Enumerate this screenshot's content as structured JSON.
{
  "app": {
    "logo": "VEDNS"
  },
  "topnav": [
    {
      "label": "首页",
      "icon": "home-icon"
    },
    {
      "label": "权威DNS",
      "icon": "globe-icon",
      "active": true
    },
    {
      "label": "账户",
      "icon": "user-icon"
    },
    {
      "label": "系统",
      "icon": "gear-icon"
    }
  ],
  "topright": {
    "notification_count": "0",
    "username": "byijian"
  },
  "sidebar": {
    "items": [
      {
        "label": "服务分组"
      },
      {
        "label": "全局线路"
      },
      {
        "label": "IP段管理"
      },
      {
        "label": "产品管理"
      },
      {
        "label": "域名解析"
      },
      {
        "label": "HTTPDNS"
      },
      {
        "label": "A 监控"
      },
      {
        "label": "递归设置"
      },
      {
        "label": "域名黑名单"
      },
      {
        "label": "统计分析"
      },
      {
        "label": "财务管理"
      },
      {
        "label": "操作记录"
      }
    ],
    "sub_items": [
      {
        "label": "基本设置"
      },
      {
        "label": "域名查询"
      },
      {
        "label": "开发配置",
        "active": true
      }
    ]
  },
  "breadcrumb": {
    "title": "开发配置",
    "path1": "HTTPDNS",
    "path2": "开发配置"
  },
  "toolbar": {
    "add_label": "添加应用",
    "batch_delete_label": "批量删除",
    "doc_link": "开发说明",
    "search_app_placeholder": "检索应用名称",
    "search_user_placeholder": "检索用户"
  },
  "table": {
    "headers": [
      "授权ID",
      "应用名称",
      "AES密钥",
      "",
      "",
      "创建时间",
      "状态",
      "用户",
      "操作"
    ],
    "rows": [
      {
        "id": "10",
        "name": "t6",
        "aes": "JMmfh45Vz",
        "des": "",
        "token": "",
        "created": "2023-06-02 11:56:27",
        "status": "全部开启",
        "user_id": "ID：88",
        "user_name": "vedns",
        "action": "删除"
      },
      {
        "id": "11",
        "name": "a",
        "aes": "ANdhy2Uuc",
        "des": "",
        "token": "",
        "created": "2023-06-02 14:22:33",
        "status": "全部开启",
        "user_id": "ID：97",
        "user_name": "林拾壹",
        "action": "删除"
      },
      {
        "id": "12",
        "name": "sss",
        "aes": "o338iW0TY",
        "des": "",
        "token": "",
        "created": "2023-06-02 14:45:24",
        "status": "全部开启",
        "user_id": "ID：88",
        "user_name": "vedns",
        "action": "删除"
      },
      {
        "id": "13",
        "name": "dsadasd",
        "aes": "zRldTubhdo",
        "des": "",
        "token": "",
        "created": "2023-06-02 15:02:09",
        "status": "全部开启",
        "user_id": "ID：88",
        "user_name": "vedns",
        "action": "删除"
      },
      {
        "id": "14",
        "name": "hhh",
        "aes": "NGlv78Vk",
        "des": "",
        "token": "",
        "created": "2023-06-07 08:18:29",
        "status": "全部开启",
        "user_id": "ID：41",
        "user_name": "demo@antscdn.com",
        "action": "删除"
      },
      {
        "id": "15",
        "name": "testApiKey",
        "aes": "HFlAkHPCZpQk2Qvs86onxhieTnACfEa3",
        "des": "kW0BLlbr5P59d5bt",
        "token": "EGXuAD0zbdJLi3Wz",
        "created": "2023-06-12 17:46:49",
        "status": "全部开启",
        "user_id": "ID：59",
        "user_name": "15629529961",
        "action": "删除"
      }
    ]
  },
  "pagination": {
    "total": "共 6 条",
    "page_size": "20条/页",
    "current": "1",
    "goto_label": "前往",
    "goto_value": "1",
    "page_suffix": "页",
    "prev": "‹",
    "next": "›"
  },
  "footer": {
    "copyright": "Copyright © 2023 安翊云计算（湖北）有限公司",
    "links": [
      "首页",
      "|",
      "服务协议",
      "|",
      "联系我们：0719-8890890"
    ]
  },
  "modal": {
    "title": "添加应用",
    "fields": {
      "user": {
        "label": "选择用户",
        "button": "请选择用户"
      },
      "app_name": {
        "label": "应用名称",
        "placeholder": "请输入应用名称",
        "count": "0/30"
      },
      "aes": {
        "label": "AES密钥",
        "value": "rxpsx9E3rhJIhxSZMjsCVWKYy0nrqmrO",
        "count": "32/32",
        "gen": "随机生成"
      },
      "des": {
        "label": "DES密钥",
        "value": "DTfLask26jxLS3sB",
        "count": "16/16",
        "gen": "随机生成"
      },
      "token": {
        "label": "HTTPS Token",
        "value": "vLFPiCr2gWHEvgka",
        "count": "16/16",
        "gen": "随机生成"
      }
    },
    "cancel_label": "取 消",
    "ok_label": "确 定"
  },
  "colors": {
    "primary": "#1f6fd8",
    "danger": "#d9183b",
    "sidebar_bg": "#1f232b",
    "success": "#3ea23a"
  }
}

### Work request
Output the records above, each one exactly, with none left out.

### Written response
Enumerate this screenshot's content as structured JSON.
{
  "app": {
    "logo": "VEDNS"
  },
  "topnav": [
    {
      "label": "首页",
      "icon": "home-icon"
    },
    {
      "label": "权威DNS",
      "icon": "globe-icon",
      "active": true
    },
    {
      "label": "账户",
      "icon": "user-icon"
    },
    {
      "label": "系统",
      "icon": "gear-icon"
    }
  ],
  "topright": {
    "notification_count": "0",
    "username": "byijian"
  },
  "sidebar": {
    "items": [
      {
        "label": "服务分组"
      },
      {
        "label": "全局线路"
      },
      {
        "label": "IP段管理"
      },
      {
        "label": "产品管理"
      },
      {
        "label": "域名解析"
      },
      {
        "label": "HTTPDNS"
      },
      {
        "label": "A 监控"
      },
      {
        "label": "递归设置"
      },
      {
        "label": "域名黑名单"
      },
      {
        "label": "统计分析"
      },
      {
        "label": "财务管理"
      },
      {
        "label": "操作记录"
      }
    ],
    "sub_items": [
      {
        "label": "基本设置"
      },
      {
        "label": "域名查询"
      },
      {
        "label": "开发配置",
        "active": true
      }
    ]
  },
  "breadcrumb": {
    "title": "开发配置",
    "path1": "HTTPDNS",
    "path2": "开发配置"
  },
  "toolbar": {
    "add_label": "添加应用",
    "batch_delete_label": "批量删除",
    "doc_link": "开发说明",
    "search_app_placeholder": "检索应用名称",
    "search_user_placeholder": "检索用户"
  },
  "table": {
    "headers": [
      "授权ID",
      "应用名称",
      "AES密钥",
      "",
      "",
      "创建时间",
      "状态",
      "用户",
      "操作"
    ],
    "rows": [
      {
        "id": "10",
        "name": "t6",
        "aes": "JMmfh45Vz",
        "des": "",
        "token": "",
        "created": "2023-06-02 11:56:27",
        "status": "全部开启",
        "user_id": "ID：88",
        "user_name": "vedns",
        "action": "删除"
      },
      {
        "id": "11",
        "name": "a",
        "aes": "ANdhy2Uuc",
        "des": "",
        "token": "",
        "created": "2023-06-02 14:22:33",
        "status": "全部开启",
        "user_id": "ID：97",
        "user_name": "林拾壹",
        "action": "删除"
      },
      {
        "id": "12",
        "name": "sss",
        "aes": "o338iW0TY",
        "des": "",
        "token": "",
        "created": "2023-06-02 14:45:24",
        "status": "全部开启",
        "user_id": "ID：88",
        "user_name": "vedns",
        "action": "删除"
      },
      {
        "id": "13",
        "name": "dsadasd",
        "aes": "zRldTubhdo",
        "des": "",
        "token": "",
        "created": "2023-06-02 15:02:09",
        "status": "全部开启",
        "user_id": "ID：88",
        "user_name": "vedns",
        "action": "删除"
      },
      {
        "id": "14",
        "name": "hhh",
        "aes": "NGlv78Vk",
        "des": "",
        "token": "",
        "created": "2023-06-07 08:18:29",
        "status": "全部开启",
        "user_id": "ID：41",
        "user_name": "demo@antscdn.com",
        "action": "删除"
      },
      {
        "id": "15",
        "name": "testApiKey",
        "aes": "HFlAkHPCZpQk2Qvs86onxhieTnACfEa3",
        "des": "kW0BLlbr5P59d5bt",
        "token": "EGXuAD0zbdJLi3Wz",
        "created": "2023-06-12 17:46:49",
        "status": "全部开启",
        "user_id": "ID：59",
        "user_name": "15629529961",
        "action": "删除"
      }
    ]
  },
  "pagination": {
    "total": "共 6 条",
    "page_size": "20条/页",
    "current": "1",
    "goto_label": "前往",
    "goto_value": "1",
    "page_suffix": "页",
    "prev": "‹",
    "next": "›"
  },
  "footer": {
    "copyright": "Copyright © 2023 安翊云计算（湖北）有限公司",
    "links": [
      "首页",
      "|",
      "服务协议",
      "|",
      "联系我们：0719-8890890"
    ]
  },
  "modal": {
    "title": "添加应用",
    "fields": {
      "user": {
        "label": "选择用户",
        "button": "请选择用户"
      },
      "app_name": {
        "label": "应用名称",
        "placeholder": "请输入应用名称",
        "count": "0/30"
      },
      "aes": {
        "label": "AES密钥",
        "value": "rxpsx9E3rhJIhxSZMjsCVWKYy0nrqmrO",
        "count": "32/32",
        "gen": "随机生成"
      },
      "des": {
        "label": "DES密钥",
        "value": "DTfLask26jxLS3sB",
        "count": "16/16",
        "gen": "随机生成"
      },
      "token": {
        "label": "HTTPS Token",
        "value": "vLFPiCr2gWHEvgka",
        "count": "16/16",
        "gen": "随机生成"
      }
    },
    "cancel_label": "取 消",
    "ok_label": "确 定"
  },
  "colors": {
    "primary": "#1f6fd8",
    "danger": "#d9183b",
    "sidebar_bg": "#1f232b",
    "success": "#3ea23a"
  }
}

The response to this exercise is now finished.